Uncertainty. Fear. Incomprehension. These are the three sensations that mostly affect those who suffer from anxiety but do not yet have a definitive diagnosis.
Unlike physical illnesses, it is not always easy to explain how anxiety feels like, a disorder where physical, emotional and cognitive symptoms converge and can become a real ordeal. In fact, for many people the diagnosis becomes even liberating because they finally find an explanation for what happens to them and, of course, they can find a solution.
Anxiety is not a monolithic entity, which means that it can present itself in different ways. There will be those who suffer more from its psychological effects and there will be those who somatize it. In any case, knowing your first symptoms will help you to detect it quickly and stop its progress.
Symptoms of anxiety that usually go unnoticed
1. Cold feet. Yes, cold feet are not only uncomfortable, they can also be a symptom of anxiety. When you are anxious, your brain assumes that you are in danger and, therefore, redirects the blood flow to the most important organs of the body that are in your torso. As a result, less blood reaches the extremities. This ancestral fight or flight response is designed to guarantee your survival. Unfortunately, that mechanism is activated indistinctly, whether you are in real danger, as with a brown bear ready to attack you, or if you feel anxious because you are going to be late for the meeting.
2. Frequent yawning. Yawns are not only an indicator of sleep or boredom, they can also become a sign of anxiety. In fact, in recent years has taken shape a theory according to which, yawns serve to expand and contract the walls of the maxillary sinus in order to pump air to the brain and lower its temperature. It has also been appreciated that nervous people and those who suffer from generalized anxiety or panic attacks, tend to yawn more. In fact, a research at Bournemouth University revealed a connection between the frequency of yawns and the increase in cortisol, the stress hormone, in the blood. The curious thing is that cortisol also increases body and brain temperature. And that is the reason that would make you yawn more when you feel anxious.
3. Recurring nightmares. If you have nightmares that repeat frequently, it is likely to be an expression of anxiety, frustration and/or worries. That was the conclusion reached by a group of psychologists at the University of Cardiff, who explain that occasional nightmares are an attempt to make sense of daytime experiences, but recurring nightmares are the result of negative emotions derived from a deep sense of lack of control over our lives and the idea that we are unable to deal with problems.

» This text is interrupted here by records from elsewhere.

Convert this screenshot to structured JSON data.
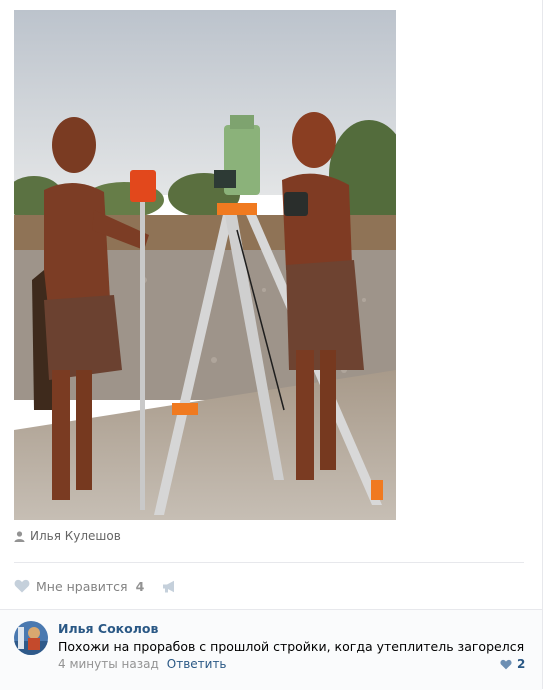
{
  "post": {
    "photo_author": "Илья Кулешов",
    "like_label": "Мне нравится",
    "like_count": "4"
  },
  "comment": {
    "author": "Илья Соколов",
    "text": "Похожи на прорабов с прошлой стройки, когда утеплитель загорелся",
    "time": "4 минуты назад",
    "reply_label": "Ответить",
    "like_count": "2"
  },
  "colors": {
    "link": "#2a5885",
    "muted": "#828282",
    "divider": "#e7e8ec",
    "comment_bg": "#fafbfc",
    "like_heart": "#a0b5ce"
  },
  "icons": [
    "user-icon",
    "heart-icon",
    "megaphone-icon",
    "small-heart-icon"
  ]
}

4. Brain fog. If you are having a hard time concentrating lately, it may be due to anxiety. It’s not just that constant worries prevent you from focusing your attention because your mind is in a whirlwind of ideas, but you can experience a kind of “brain fog”, also known as fiber fog. You can perceive it as an inability to grasp reality and think clearly. As a result, you are likely to start having memory problems. It will be hard for you to remember even what you just read.
5. Metallic taste in the mouth. Anxiety usually produces a metallic taste in the mouth, which can be quite unpleasant. There are different explanations. The most likely is that stress is causing a reaction of the bacteria inside the mouth that makes your gums bleed. The blood has a metallic taste, and that’s what you notice, although the amount is so small that you can’t see it. In addition to this, during the periods of anxiety you become more sensitive to certain flavors. In fact, an experiment conducted at the University of Bristol proved that anxiety enhances the perception of bitter and salty flavors.
Face anxiety before it defeats you
Is it important to seek help as soon as possible if you suffer from anxiety? Absolutely. Different studies have shown that the sooner help is requested, the faster anxiety can be overcome and, above all, the more lasting those results will be over time.
The sooner the vicious circle that generates anxiety is broken, the better is. By the passage of time, your brain will memorize the anxious response, so it will be more difficult to break that pattern.
Can anxiety become resistant? Of course! A study conducted at UCLA revealed that approximately 60% of patients do not respond well to conventional treatment of anxiety, and continue to have bothersome symptoms that affect their quality of life. These people develop what is known as resistant anxiety, which is due, among other factors, to have waited too long before seeking help.
Do you want to eliminate the root of anxiety? This book about anxiety will not only allow you to understand its mechanisms, but also to take advantage of practical techniques that will help you relax and stop anxiety once and for all.